This is more than just an abandoned territory for taking fashionable pictures, this is more than what you see in Hollywood horror films… This is a true life story of a German family. This is the place which was made for joy and family pastime and which turned into tears and literally imprisonment… The place of decay and disorder.
You can almost hear the child echo booming voices in the area of 29.5 hectares, and only security dogs will welcome you now..
The entertainment park was opened in 1969 as Cultural Park Plänterwald, covering an area of 29.5 hectares. The area lies in the north of the Plänterwald in direct proximity to the Spree. It was the only constant entertainment park in the GDR and after the consolidation of the two German states also the only one in all of Berlin.
On the 1st of January we decided it would be the best time for seeing Spreepark Plänterwald... as pictures remain just somebody’s snaps. In rain and mud we got to the place, and were nicely surprised not to be alone, as many couples and even families were wondering around. This time no security guards.. The place is huge but very empty, so many things are gone, destroyed by time or demolished by curious strangers..
The only thing which seems to be still alive is the wheel, the Berlin eye, or whatever we may call it spins on its own. On one of the doors you can read SHE’S LOST CONTROL AGAIN… Behind that building there is still a stage.
The huge dinosaurs have been moving around for years; people have taken surreal images from all the possible angles. The dino with graffiti.. Mixed feelings don’t let you leave the place.. Endless tracks lead nowhere.. Bright colours covered in moss, mould and spider web. And it is water water water everywhere you go… but no boats which would function or take you through…
I was lucky enough to get a well shot documentary “Achter Bahn”. The trailer will tell you in the first 30 seconds, how depressing the story is…
Berlin in the 1990s was a city full of energy and opportunity. Artists and businessmen alike were breathless with excitement about the possibilities that had been opened up by the fall of the wall.
Witte was among those who took hold of the potential of the era. He dreamed of Spreepark becoming one of the primary attractions in the new city, a rival to the great theme parks of the world. He set about installing new rides and attractions – some of them without proper building permits.
His gamble began to pay off. Visitor numbers were up. They came in their thousands, mostly on weekends, driving in from across the region to experience the new thrills Witte had brought to the park.
In 2001, as the park’s fortunes began to descend, Witte made the acquaintance of a Peruvian expatriate who casually reflected on the dearth of decent fairground attractions in his home country, not knowing that Witte might take his conversational chatter as the basis for a new business plan.

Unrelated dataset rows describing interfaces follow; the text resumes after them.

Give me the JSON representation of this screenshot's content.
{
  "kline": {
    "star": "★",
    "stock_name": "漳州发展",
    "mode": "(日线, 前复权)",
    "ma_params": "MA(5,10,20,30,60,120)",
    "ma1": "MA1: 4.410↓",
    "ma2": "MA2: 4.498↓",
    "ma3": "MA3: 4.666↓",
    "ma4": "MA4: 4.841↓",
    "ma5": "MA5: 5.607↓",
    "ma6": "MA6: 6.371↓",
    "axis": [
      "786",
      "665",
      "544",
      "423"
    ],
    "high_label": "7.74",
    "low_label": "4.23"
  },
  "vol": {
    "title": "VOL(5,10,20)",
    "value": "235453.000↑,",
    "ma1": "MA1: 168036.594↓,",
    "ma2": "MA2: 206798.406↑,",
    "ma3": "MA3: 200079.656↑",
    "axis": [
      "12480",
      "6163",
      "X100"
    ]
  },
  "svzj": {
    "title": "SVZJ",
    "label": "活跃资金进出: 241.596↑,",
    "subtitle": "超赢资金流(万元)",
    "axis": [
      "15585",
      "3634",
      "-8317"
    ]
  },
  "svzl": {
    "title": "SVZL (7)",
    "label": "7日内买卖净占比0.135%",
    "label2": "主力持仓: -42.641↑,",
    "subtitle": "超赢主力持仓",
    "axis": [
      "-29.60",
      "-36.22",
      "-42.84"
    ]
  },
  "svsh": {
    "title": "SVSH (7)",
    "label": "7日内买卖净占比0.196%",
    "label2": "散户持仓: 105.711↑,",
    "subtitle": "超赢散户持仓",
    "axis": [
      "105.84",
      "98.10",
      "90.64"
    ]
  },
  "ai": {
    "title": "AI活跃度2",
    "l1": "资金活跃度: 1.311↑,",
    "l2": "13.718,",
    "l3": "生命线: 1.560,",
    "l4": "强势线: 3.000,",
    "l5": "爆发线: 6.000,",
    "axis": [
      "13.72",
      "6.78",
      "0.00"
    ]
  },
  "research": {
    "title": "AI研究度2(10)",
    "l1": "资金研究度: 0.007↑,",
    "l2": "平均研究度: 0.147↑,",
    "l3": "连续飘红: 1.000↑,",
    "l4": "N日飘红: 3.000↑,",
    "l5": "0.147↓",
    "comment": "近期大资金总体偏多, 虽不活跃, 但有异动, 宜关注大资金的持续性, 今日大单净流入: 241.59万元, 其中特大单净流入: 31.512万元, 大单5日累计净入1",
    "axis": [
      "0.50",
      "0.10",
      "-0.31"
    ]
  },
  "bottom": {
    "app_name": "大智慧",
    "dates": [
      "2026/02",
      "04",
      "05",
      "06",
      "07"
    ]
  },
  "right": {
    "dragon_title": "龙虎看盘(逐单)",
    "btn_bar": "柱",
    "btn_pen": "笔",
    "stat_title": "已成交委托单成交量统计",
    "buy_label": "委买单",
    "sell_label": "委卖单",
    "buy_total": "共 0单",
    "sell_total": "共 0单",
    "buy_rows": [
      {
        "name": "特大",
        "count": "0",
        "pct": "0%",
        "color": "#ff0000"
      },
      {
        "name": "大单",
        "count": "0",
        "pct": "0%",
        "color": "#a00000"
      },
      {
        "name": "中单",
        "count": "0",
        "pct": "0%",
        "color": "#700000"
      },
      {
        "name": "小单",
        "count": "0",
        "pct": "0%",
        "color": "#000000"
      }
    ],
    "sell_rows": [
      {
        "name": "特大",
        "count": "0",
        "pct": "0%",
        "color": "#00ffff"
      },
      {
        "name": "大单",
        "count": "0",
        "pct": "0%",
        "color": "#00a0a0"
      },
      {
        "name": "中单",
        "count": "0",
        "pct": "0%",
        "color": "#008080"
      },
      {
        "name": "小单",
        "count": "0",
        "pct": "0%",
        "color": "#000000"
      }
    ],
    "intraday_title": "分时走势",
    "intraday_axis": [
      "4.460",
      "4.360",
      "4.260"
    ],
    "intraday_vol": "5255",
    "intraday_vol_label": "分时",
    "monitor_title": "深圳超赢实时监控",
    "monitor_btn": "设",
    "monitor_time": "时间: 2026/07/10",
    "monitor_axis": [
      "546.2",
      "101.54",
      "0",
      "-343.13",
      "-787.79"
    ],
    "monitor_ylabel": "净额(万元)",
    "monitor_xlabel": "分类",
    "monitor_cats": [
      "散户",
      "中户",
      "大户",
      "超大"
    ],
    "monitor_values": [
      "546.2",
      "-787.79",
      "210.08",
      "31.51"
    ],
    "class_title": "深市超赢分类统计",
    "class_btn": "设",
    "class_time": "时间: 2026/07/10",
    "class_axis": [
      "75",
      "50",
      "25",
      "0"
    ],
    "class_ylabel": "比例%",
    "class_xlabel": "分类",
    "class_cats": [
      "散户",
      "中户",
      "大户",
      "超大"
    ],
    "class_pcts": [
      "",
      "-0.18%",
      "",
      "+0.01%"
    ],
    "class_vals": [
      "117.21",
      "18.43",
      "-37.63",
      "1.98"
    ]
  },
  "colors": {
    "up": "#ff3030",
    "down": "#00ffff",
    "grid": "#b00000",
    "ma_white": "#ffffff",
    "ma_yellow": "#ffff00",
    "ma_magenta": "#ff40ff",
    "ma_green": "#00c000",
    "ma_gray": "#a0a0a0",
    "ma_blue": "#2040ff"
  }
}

Overnight, Witte formulated a way to save himself from financial ruin: He would pack several amusement rides in shipping containers and slip away to Peru to start a new theme park, far away from his chequered history, the inflexible city authorities, and his looming bankruptcy.
“To Lima with the rollercoaster!” screamed the headline in the Berliner Zeitung newspaper on January 22 2002, the morning that Witte’s flight came to light. The city was furious that its beloved theme park had been stripped bare of its rides and left with a €15 million debt.
Meanwhile, in Peru, Witte was discovering that the land of promised opportunity was merely a mirage. The salty air rusted his machines. Local technicians were in short supply. His family was isolated and depressed. Debts began to mountain.
In a desperate bid, Witte turned to local drug dealers to provide him with cash. The idea came through a former Spreepark electrician who had connections to the Peruvian drug world. A plan was laid out: He would return to Germany as he had departed it, with his amusement ride ‘The Magic Carpet’ in shipping containers. Only this time, the ride would be a little heavier – the metal support beams would be packed with 167 kilograms of pure South American cocaine.
In the weeks before the shipment was due to depart Peru, Witte suffered several heart attacks. Was it the stress of the deal that brought on the attack? Was it a psychosomatic escape from an unseemly situation? In any case, Witte raced back to Germany for medical treatment. From his recovery bed in Berlin, he continued to coordinate the cocaine deal, and coaxed his son Marcel to take his place at the head of the operation.
Marcel was then 21 years old. He had traipsed around the world with his outlandish father, enduring the financial ups and downs, his parents’ marital strains, and the uncertainty of what might lie around the next turn of the track. He was taken aback at his father’s request, yet was eager to help restore his family’s success.
It wasn’t Marcel’s plan. Neither was it his fault that one the drug dealers was a police informant. Yet when police swooped on The Magic Carpet in November 2003, it was Marcel’s wrists that were slapped in handcuffs. (Published in B EAST Magazine, November 2010)
There is also a book available about abandoned places/spaces in Berlin. THE BOOK
More details read: HERE